TASK TO COMPLETE:
The records that follow should be copied in full, exactly as they read.
--- DATASET RECORDS Enclosed Below ---
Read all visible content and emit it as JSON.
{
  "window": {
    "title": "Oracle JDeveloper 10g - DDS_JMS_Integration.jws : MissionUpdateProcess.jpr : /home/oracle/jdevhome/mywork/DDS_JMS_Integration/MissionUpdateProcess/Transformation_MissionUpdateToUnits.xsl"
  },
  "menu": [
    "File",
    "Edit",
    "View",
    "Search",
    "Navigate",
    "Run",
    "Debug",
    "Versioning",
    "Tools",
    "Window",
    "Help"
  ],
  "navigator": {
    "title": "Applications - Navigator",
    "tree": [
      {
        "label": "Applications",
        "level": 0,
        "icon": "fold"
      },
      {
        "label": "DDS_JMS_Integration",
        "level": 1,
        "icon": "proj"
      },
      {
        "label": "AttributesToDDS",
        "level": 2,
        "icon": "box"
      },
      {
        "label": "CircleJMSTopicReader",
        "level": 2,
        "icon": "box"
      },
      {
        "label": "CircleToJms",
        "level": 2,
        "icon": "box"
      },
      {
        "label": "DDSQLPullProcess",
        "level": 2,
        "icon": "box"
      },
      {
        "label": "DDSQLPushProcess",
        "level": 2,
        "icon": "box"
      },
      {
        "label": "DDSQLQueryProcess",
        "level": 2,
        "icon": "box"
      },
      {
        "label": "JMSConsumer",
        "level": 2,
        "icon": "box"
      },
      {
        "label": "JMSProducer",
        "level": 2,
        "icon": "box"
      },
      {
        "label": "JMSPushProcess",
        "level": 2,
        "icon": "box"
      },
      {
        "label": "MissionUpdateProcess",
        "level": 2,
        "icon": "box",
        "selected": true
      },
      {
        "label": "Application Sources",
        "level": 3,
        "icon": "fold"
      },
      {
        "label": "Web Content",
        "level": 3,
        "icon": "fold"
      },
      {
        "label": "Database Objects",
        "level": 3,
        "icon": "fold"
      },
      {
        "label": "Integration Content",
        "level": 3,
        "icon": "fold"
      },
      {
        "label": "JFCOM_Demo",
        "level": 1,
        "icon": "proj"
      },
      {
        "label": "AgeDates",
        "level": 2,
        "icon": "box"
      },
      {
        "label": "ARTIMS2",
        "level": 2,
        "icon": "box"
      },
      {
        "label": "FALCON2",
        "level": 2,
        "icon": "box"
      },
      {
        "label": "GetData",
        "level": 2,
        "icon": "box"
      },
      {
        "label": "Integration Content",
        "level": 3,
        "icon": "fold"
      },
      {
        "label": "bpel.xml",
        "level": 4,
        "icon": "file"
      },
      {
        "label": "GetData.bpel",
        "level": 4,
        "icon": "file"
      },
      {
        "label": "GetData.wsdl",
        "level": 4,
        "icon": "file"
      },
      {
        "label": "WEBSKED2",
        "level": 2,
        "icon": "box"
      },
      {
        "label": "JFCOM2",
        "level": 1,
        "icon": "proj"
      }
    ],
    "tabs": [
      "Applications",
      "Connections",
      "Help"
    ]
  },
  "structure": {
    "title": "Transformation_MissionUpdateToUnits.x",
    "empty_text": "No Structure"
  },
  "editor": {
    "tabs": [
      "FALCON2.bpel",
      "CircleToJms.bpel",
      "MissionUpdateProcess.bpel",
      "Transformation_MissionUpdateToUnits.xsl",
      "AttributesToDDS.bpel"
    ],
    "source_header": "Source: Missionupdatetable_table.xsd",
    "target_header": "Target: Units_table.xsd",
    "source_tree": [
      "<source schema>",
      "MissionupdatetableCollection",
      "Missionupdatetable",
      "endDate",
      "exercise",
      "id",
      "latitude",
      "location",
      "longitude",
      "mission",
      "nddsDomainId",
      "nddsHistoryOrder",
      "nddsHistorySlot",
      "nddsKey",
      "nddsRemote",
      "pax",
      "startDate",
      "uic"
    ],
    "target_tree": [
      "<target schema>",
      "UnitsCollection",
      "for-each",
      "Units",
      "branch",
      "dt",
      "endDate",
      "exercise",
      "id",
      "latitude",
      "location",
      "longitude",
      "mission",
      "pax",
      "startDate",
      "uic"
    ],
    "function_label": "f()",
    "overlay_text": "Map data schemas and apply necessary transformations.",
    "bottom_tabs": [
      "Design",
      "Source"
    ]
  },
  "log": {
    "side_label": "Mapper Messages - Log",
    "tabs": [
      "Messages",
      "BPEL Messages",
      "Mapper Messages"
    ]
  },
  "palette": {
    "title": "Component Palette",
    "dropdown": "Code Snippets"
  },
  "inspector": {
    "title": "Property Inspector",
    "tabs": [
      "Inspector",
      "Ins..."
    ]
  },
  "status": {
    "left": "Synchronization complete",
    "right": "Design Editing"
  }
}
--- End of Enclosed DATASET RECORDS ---
TASK OUTPUT:
Read all visible content and emit it as JSON.
{
  "window": {
    "title": "Oracle JDeveloper 10g - DDS_JMS_Integration.jws : MissionUpdateProcess.jpr : /home/oracle/jdevhome/mywork/DDS_JMS_Integration/MissionUpdateProcess/Transformation_MissionUpdateToUnits.xsl"
  },
  "menu": [
    "File",
    "Edit",
    "View",
    "Search",
    "Navigate",
    "Run",
    "Debug",
    "Versioning",
    "Tools",
    "Window",
    "Help"
  ],
  "navigator": {
    "title": "Applications - Navigator",
    "tree": [
      {
        "label": "Applications",
        "level": 0,
        "icon": "fold"
      },
      {
        "label": "DDS_JMS_Integration",
        "level": 1,
        "icon": "proj"
      },
      {
        "label": "AttributesToDDS",
        "level": 2,
        "icon": "box"
      },
      {
        "label": "CircleJMSTopicReader",
        "level": 2,
        "icon": "box"
      },
      {
        "label": "CircleToJms",
        "level": 2,
        "icon": "box"
      },
      {
        "label": "DDSQLPullProcess",
        "level": 2,
        "icon": "box"
      },
      {
        "label": "DDSQLPushProcess",
        "level": 2,
        "icon": "box"
      },
      {
        "label": "DDSQLQueryProcess",
        "level": 2,
        "icon": "box"
      },
      {
        "label": "JMSConsumer",
        "level": 2,
        "icon": "box"
      },
      {
        "label": "JMSProducer",
        "level": 2,
        "icon": "box"
      },
      {
        "label": "JMSPushProcess",
        "level": 2,
        "icon": "box"
      },
      {
        "label": "MissionUpdateProcess",
        "level": 2,
        "icon": "box",
        "selected": true
      },
      {
        "label": "Application Sources",
        "level": 3,
        "icon": "fold"
      },
      {
        "label": "Web Content",
        "level": 3,
        "icon": "fold"
      },
      {
        "label": "Database Objects",
        "level": 3,
        "icon": "fold"
      },
      {
        "label": "Integration Content",
        "level": 3,
        "icon": "fold"
      },
      {
        "label": "JFCOM_Demo",
        "level": 1,
        "icon": "proj"
      },
      {
        "label": "AgeDates",
        "level": 2,
        "icon": "box"
      },
      {
        "label": "ARTIMS2",
        "level": 2,
        "icon": "box"
      },
      {
        "label": "FALCON2",
        "level": 2,
        "icon": "box"
      },
      {
        "label": "GetData",
        "level": 2,
        "icon": "box"
      },
      {
        "label": "Integration Content",
        "level": 3,
        "icon": "fold"
      },
      {
        "label": "bpel.xml",
        "level": 4,
        "icon": "file"
      },
      {
        "label": "GetData.bpel",
        "level": 4,
        "icon": "file"
      },
      {
        "label": "GetData.wsdl",
        "level": 4,
        "icon": "file"
      },
      {
        "label": "WEBSKED2",
        "level": 2,
        "icon": "box"
      },
      {
        "label": "JFCOM2",
        "level": 1,
        "icon": "proj"
      }
    ],
    "tabs": [
      "Applications",
      "Connections",
      "Help"
    ]
  },
  "structure": {
    "title": "Transformation_MissionUpdateToUnits.x",
    "empty_text": "No Structure"
  },
  "editor": {
    "tabs": [
      "FALCON2.bpel",
      "CircleToJms.bpel",
      "MissionUpdateProcess.bpel",
      "Transformation_MissionUpdateToUnits.xsl",
      "AttributesToDDS.bpel"
    ],
    "source_header": "Source: Missionupdatetable_table.xsd",
    "target_header": "Target: Units_table.xsd",
    "source_tree": [
      "<source schema>",
      "MissionupdatetableCollection",
      "Missionupdatetable",
      "endDate",
      "exercise",
      "id",
      "latitude",
      "location",
      "longitude",
      "mission",
      "nddsDomainId",
      "nddsHistoryOrder",
      "nddsHistorySlot",
      "nddsKey",
      "nddsRemote",
      "pax",
      "startDate",
      "uic"
    ],
    "target_tree": [
      "<target schema>",
      "UnitsCollection",
      "for-each",
      "Units",
      "branch",
      "dt",
      "endDate",
      "exercise",
      "id",
      "latitude",
      "location",
      "longitude",
      "mission",
      "pax",
      "startDate",
      "uic"
    ],
    "function_label": "f()",
    "overlay_text": "Map data schemas and apply necessary transformations.",
    "bottom_tabs": [
      "Design",
      "Source"
    ]
  },
  "log": {
    "side_label": "Mapper Messages - Log",
    "tabs": [
      "Messages",
      "BPEL Messages",
      "Mapper Messages"
    ]
  },
  "palette": {
    "title": "Component Palette",
    "dropdown": "Code Snippets"
  },
  "inspector": {
    "title": "Property Inspector",
    "tabs": [
      "Inspector",
      "Ins..."
    ]
  },
  "status": {
    "left": "Synchronization complete",
    "right": "Design Editing"
  }
}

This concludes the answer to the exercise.